[ACTIVITY] Exactly as written, give back every record below.

[EXTRACTED MATERIAL]
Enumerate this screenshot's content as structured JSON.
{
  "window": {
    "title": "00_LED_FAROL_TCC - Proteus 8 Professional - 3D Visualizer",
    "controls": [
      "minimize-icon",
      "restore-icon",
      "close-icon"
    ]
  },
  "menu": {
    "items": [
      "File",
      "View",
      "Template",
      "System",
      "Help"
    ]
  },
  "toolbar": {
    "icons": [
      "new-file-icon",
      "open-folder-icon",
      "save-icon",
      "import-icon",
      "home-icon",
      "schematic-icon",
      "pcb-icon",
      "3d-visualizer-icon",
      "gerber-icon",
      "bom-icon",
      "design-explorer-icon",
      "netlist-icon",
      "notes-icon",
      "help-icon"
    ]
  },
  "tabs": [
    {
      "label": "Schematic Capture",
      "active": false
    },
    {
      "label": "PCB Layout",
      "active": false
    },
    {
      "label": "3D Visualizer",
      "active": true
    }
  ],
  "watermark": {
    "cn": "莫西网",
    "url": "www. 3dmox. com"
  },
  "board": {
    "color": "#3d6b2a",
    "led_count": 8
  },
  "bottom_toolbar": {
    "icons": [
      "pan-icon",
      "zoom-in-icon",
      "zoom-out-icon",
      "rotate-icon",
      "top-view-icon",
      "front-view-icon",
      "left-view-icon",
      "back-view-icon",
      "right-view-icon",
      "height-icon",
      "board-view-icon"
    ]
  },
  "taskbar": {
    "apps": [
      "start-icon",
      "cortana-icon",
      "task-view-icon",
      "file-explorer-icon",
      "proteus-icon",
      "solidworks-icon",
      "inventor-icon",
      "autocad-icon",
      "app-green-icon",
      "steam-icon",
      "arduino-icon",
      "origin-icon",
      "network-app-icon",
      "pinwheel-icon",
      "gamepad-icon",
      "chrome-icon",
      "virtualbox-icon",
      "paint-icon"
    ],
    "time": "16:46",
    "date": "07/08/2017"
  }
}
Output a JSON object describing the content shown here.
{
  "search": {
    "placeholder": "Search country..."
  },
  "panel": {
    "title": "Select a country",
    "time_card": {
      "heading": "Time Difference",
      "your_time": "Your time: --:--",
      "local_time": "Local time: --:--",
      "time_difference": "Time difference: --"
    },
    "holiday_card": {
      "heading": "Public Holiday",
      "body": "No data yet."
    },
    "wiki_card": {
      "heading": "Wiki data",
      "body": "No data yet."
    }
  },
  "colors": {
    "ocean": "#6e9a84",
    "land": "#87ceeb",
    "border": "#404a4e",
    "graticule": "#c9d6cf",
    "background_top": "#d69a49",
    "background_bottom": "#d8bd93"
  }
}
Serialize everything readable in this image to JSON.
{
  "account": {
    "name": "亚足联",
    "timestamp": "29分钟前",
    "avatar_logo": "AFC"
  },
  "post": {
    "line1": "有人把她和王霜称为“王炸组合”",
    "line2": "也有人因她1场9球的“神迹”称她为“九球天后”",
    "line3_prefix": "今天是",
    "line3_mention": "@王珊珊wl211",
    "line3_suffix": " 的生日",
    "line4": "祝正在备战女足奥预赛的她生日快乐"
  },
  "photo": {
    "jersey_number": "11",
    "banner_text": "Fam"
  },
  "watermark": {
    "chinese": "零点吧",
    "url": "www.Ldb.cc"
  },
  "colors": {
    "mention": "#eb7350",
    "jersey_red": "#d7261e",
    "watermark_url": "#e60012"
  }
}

[ANSWER FOR THE TASK]
Enumerate this screenshot's content as structured JSON.
{
  "window": {
    "title": "00_LED_FAROL_TCC - Proteus 8 Professional - 3D Visualizer",
    "controls": [
      "minimize-icon",
      "restore-icon",
      "close-icon"
    ]
  },
  "menu": {
    "items": [
      "File",
      "View",
      "Template",
      "System",
      "Help"
    ]
  },
  "toolbar": {
    "icons": [
      "new-file-icon",
      "open-folder-icon",
      "save-icon",
      "import-icon",
      "home-icon",
      "schematic-icon",
      "pcb-icon",
      "3d-visualizer-icon",
      "gerber-icon",
      "bom-icon",
      "design-explorer-icon",
      "netlist-icon",
      "notes-icon",
      "help-icon"
    ]
  },
  "tabs": [
    {
      "label": "Schematic Capture",
      "active": false
    },
    {
      "label": "PCB Layout",
      "active": false
    },
    {
      "label": "3D Visualizer",
      "active": true
    }
  ],
  "watermark": {
    "cn": "莫西网",
    "url": "www. 3dmox. com"
  },
  "board": {
    "color": "#3d6b2a",
    "led_count": 8
  },
  "bottom_toolbar": {
    "icons": [
      "pan-icon",
      "zoom-in-icon",
      "zoom-out-icon",
      "rotate-icon",
      "top-view-icon",
      "front-view-icon",
      "left-view-icon",
      "back-view-icon",
      "right-view-icon",
      "height-icon",
      "board-view-icon"
    ]
  },
  "taskbar": {
    "apps": [
      "start-icon",
      "cortana-icon",
      "task-view-icon",
      "file-explorer-icon",
      "proteus-icon",
      "solidworks-icon",
      "inventor-icon",
      "autocad-icon",
      "app-green-icon",
      "steam-icon",
      "arduino-icon",
      "origin-icon",
      "network-app-icon",
      "pinwheel-icon",
      "gamepad-icon",
      "chrome-icon",
      "virtualbox-icon",
      "paint-icon"
    ],
    "time": "16:46",
    "date": "07/08/2017"
  }
}
Output a JSON object describing the content shown here.
{
  "search": {
    "placeholder": "Search country..."
  },
  "panel": {
    "title": "Select a country",
    "time_card": {
      "heading": "Time Difference",
      "your_time": "Your time: --:--",
      "local_time": "Local time: --:--",
      "time_difference": "Time difference: --"
    },
    "holiday_card": {
      "heading": "Public Holiday",
      "body": "No data yet."
    },
    "wiki_card": {
      "heading": "Wiki data",
      "body": "No data yet."
    }
  },
  "colors": {
    "ocean": "#6e9a84",
    "land": "#87ceeb",
    "border": "#404a4e",
    "graticule": "#c9d6cf",
    "background_top": "#d69a49",
    "background_bottom": "#d8bd93"
  }
}
Serialize everything readable in this image to JSON.
{
  "account": {
    "name": "亚足联",
    "timestamp": "29分钟前",
    "avatar_logo": "AFC"
  },
  "post": {
    "line1": "有人把她和王霜称为“王炸组合”",
    "line2": "也有人因她1场9球的“神迹”称她为“九球天后”",
    "line3_prefix": "今天是",
    "line3_mention": "@王珊珊wl211",
    "line3_suffix": " 的生日",
    "line4": "祝正在备战女足奥预赛的她生日快乐"
  },
  "photo": {
    "jersey_number": "11",
    "banner_text": "Fam"
  },
  "watermark": {
    "chinese": "零点吧",
    "url": "www.Ldb.cc"
  },
  "colors": {
    "mention": "#eb7350",
    "jersey_red": "#d7261e",
    "watermark_url": "#e60012"
  }
}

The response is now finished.